The first dance was a slow dance, and Mark and I were urged by our Tongan friends to join them on the dance floor. Not wanting to disappoint our friends, and with every eye on us (yes...we were the only palangis. Where we're all those Mormon missionaries?!), we went out to the dance floor. Imagine my shock and horror when our friends quickly danced over to us and said, " this isn't a night club, you can not dance like that here!". As it turns out, while slow dancing the girl is to use the left hand to hold hands with her partner, and her right hand should be placed on her partner's forearm. Forearm. Not shoulder, and most definitely not neck, as we were dancing.

At that point in the night, the first song, mind you, I knew it would be a long night. I also no longer knew what was appropriate and inappropriate. Mostly I just clapped on the dance floor. It was awkward. It was a long night.

Where do you think this tradition comes from? Sooo hilarious!


  1. Doh! I had a big ol' long comment explaining some silliness of Mormon/Utah culture, but then I clicked on something and lost it. Oh well.

    This account made me laugh out loud. We Mormons can have some weird eccentricities. It looks like you got to see a weird cross between Mormon and Utah and United States and Tongan culture.

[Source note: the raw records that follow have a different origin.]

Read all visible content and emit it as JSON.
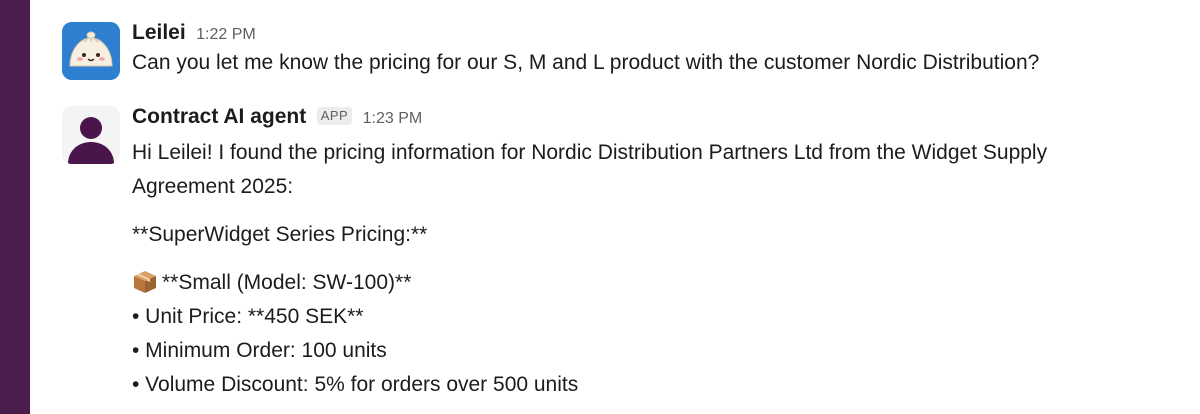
{
  "messages": [
    {
      "sender": "Leilei",
      "time": "1:22 PM",
      "text": "Can you let me know the pricing for our S, M and L product with the customer Nordic Distribution?",
      "avatar_icon": "bao-dumpling-avatar",
      "avatar_color": "#2f7fd1"
    },
    {
      "sender": "Contract AI agent",
      "badge": "APP",
      "time": "1:23 PM",
      "avatar_icon": "person-avatar",
      "avatar_color": "#4a154b",
      "intro_line1": "Hi Leilei! I found the pricing information for Nordic Distribution Partners Ltd from the Widget Supply",
      "intro_line2": "Agreement 2025:",
      "heading": "**SuperWidget Series Pricing:**",
      "product_title": "**Small (Model: SW-100)**",
      "product_icon": "package-emoji",
      "bullets": [
        "• Unit Price: **450 SEK**",
        "• Minimum Order: 100 units",
        "• Volume Discount: 5% for orders over 500 units"
      ]
    }
  ],
  "colors": {
    "sidebar": "#4a1d4c",
    "text": "#1d1c1d",
    "muted": "#616061"
  }
}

Makes for a good story, but I wish somebody would have explained it to you there.

    I don't know enough about what was going on to answer authoritatively, but if you were talking about a Mormon district conference then that is like a gathering of several congregations to receive training. It also seems to have occurred close to "Pioneer day" (July 24th), which is when we celebrate the Mormons arriving in the Salt Lake valley. The missionaries were either not there because they weren't allowed or maybe they were natives.

    Anyway, I'm sure your help was appreciated. I know I appreciated your help, if only I got to read this funny story!

  2. I sure enjoy reading your blog. This one really made me laugh. I remember these big dances from way back when I was a teenager in Oklahoma. My kids have enjoyed them here in Massachusetts, but it is funny how the culture and traditions are the same and different both.
    I assume the purpose of this dance was a chance for people to meet and have fun. When I was a youth,it was so exciting to meet other Mormons that had the same beliefs and standards as I did growing up. We were given a booklet called, "For the Strength of Youth". It was a pamphlet distributed by The Church of Jesus Christ of Latter-day Saints that "summarized standards from scripture and from the writings and teachings of Church leaders."
    For music and dancing it says, "Music can enrich your life. It can edify and inspire you and help you draw closer to Heavenly Father. Music has a profound effect on your mind, spirit, and behavior.

    Choose carefully the music you listen to. Pay attention to how you feel when you are listening. Some music can carry evil and destructive messages. Do not listen to music that encourages immorality or glorifies violence through its lyrics, beat, or intensity. Do not listen to music that uses vulgar or offensive language or promotes evil practices. Such music can dull your spiritual sensitivity."
    Each area of the United States (and world) interprets this differently. When I was in Oklahoma we were allowed to "bear hug" dance (with both of my hands on the shoulders of my partner and his hands at my waist) but there were chaperones that would check to be sure there was space in between us. They would sometimes even have a ruler. :) When we were in Texas, the rules were very strict. Here in Massachusetts, all sorts of people are invited to come but the music is still checked out to reduce songs that promote behavior that does not reflect our beliefs about the sanctity of the relationship between husband and wife.

    I guess in Tonga, the interpretation is a little different. haha

    Thanks so much for sharing your experiences with us. And thanks for the work and service you are doing. We love you, Karen